Organisations can do this by reviewing and implementing recruitment processes that eradicate conscious and unconscious bias, policies that are better at supporting women from different racial and cultural backgrounds, in addition to attracting entry level talent through participating on programmes such as 10,000 Black Interns, and nurturing that talent through pipeline development programmes. Many women, not only women of colour, suffer a lack of support throughout their careers, and we can change this by implementing returner programmes including mentoring schemes, flexible working and family oriented policies.

The industry needs to do more to attract, retain and accelerate women throughout their careers and the Leasing Foundation is committed to help businesses embed inclusion and diversity into hiring, performance and succession management, leadership development and learning.

The Race and Ethnicity work stream (part of the DEI committee) aim to provide Leasing Foundation members with simple, actionable ideas and initiatives that can be implemented within the workplace.

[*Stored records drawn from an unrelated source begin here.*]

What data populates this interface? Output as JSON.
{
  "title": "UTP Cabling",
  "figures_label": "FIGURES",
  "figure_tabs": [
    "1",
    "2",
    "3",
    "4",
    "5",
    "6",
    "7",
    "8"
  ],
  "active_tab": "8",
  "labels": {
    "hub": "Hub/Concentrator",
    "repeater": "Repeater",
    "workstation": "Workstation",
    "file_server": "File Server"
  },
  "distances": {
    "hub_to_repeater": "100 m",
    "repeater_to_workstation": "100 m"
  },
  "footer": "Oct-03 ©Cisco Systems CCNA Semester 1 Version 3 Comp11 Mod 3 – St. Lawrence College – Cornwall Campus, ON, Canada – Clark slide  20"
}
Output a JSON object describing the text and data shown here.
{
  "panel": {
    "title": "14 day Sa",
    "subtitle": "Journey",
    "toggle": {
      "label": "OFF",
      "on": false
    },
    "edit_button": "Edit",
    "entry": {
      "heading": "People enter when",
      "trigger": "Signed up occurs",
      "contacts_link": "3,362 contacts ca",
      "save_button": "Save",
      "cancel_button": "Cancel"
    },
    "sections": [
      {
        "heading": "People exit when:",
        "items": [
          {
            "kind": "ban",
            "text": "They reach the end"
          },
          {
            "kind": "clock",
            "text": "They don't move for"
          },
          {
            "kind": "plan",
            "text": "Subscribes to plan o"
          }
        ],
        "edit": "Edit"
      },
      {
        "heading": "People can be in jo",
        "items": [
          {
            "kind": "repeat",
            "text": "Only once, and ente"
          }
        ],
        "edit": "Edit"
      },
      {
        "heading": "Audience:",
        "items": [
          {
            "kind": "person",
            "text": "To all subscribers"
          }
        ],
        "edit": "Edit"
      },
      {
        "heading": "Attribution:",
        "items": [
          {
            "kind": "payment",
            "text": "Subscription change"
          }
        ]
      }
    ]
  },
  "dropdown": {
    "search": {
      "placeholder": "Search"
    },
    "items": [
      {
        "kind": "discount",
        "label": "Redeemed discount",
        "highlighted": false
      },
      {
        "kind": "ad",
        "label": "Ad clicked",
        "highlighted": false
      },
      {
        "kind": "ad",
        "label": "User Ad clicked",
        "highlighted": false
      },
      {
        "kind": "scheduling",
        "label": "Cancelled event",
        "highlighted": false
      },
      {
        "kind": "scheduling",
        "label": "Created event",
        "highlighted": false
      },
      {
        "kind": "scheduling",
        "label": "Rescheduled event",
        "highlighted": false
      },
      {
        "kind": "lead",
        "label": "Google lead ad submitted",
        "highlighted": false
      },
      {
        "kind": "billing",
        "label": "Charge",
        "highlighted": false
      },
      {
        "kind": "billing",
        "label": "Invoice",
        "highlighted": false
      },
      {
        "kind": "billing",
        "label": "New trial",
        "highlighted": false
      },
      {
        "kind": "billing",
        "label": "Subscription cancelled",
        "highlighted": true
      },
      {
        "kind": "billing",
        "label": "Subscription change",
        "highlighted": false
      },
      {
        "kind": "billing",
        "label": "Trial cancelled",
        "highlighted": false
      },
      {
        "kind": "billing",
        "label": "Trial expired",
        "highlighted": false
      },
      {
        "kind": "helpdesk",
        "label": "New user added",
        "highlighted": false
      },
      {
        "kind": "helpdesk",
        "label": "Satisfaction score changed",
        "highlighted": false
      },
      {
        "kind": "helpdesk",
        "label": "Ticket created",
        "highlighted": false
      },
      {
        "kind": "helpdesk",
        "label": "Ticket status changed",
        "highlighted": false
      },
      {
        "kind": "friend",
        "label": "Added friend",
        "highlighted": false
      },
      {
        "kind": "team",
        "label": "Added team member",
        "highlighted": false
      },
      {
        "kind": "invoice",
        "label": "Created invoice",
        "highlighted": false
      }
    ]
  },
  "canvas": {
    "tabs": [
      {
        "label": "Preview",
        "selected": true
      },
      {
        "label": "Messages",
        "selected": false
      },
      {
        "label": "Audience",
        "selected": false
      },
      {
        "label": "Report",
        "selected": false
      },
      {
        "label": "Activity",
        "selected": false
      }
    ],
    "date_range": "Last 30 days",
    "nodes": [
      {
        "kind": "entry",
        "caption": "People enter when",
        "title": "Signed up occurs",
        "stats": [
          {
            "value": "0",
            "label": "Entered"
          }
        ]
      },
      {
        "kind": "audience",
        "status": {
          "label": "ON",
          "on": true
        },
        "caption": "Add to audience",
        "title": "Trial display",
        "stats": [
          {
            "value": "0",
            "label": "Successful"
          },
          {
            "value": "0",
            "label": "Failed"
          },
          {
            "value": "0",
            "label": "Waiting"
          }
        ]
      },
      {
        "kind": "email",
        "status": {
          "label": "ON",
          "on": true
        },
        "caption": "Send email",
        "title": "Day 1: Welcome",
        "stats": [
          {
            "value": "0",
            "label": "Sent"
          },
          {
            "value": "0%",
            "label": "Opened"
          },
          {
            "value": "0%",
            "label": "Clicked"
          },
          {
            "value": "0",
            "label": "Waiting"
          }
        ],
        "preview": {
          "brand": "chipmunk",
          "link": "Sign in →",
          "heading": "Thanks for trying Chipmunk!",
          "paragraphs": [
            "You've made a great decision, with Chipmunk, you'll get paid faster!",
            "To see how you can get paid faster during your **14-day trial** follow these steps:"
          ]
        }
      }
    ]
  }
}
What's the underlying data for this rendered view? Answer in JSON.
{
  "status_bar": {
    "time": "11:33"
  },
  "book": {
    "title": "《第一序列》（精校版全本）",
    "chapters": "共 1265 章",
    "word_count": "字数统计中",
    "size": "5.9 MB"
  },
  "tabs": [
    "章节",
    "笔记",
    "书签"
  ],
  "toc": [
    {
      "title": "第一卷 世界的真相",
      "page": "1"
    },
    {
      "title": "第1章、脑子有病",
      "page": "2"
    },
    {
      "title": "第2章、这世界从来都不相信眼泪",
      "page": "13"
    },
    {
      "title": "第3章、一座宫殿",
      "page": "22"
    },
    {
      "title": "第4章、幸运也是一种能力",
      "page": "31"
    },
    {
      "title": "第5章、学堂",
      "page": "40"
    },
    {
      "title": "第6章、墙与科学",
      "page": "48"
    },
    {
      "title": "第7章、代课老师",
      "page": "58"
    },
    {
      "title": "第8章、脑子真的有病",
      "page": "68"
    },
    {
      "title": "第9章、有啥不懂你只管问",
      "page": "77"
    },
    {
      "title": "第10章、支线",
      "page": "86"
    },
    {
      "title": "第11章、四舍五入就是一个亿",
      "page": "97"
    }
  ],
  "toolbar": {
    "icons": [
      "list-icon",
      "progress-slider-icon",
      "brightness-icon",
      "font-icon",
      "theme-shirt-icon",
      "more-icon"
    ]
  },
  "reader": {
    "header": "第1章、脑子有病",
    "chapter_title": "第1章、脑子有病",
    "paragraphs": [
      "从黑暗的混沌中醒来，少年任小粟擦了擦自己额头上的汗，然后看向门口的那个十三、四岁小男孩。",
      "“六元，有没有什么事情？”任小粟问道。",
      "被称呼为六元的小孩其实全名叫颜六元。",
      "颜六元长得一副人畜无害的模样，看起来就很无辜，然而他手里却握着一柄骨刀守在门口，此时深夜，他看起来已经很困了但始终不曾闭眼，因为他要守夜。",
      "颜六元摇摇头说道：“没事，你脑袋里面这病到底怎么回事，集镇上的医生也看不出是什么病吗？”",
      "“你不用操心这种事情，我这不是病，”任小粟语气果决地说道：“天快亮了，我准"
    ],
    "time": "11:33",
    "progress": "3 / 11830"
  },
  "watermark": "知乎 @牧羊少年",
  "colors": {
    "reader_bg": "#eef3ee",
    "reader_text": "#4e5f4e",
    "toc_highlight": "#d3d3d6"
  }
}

For instance, our ‘lunch and learn’ webinar last year focused on how all employers can facilitate work experience opportunities, or collaborate with DEI organisations (such as Talent TapUpreach or CodeBar) to create fair and accessible learning opportunities for those in early careers; this is vital to attract and retain diverse talent.

We will be releasing a series of blog posts on throughout the year on topics such as creating fair opportunities, unconscious bias and diverse talent attraction.

By Emma Udi, Legal Counsel – Regulation and Motor Finance, Aldermore Group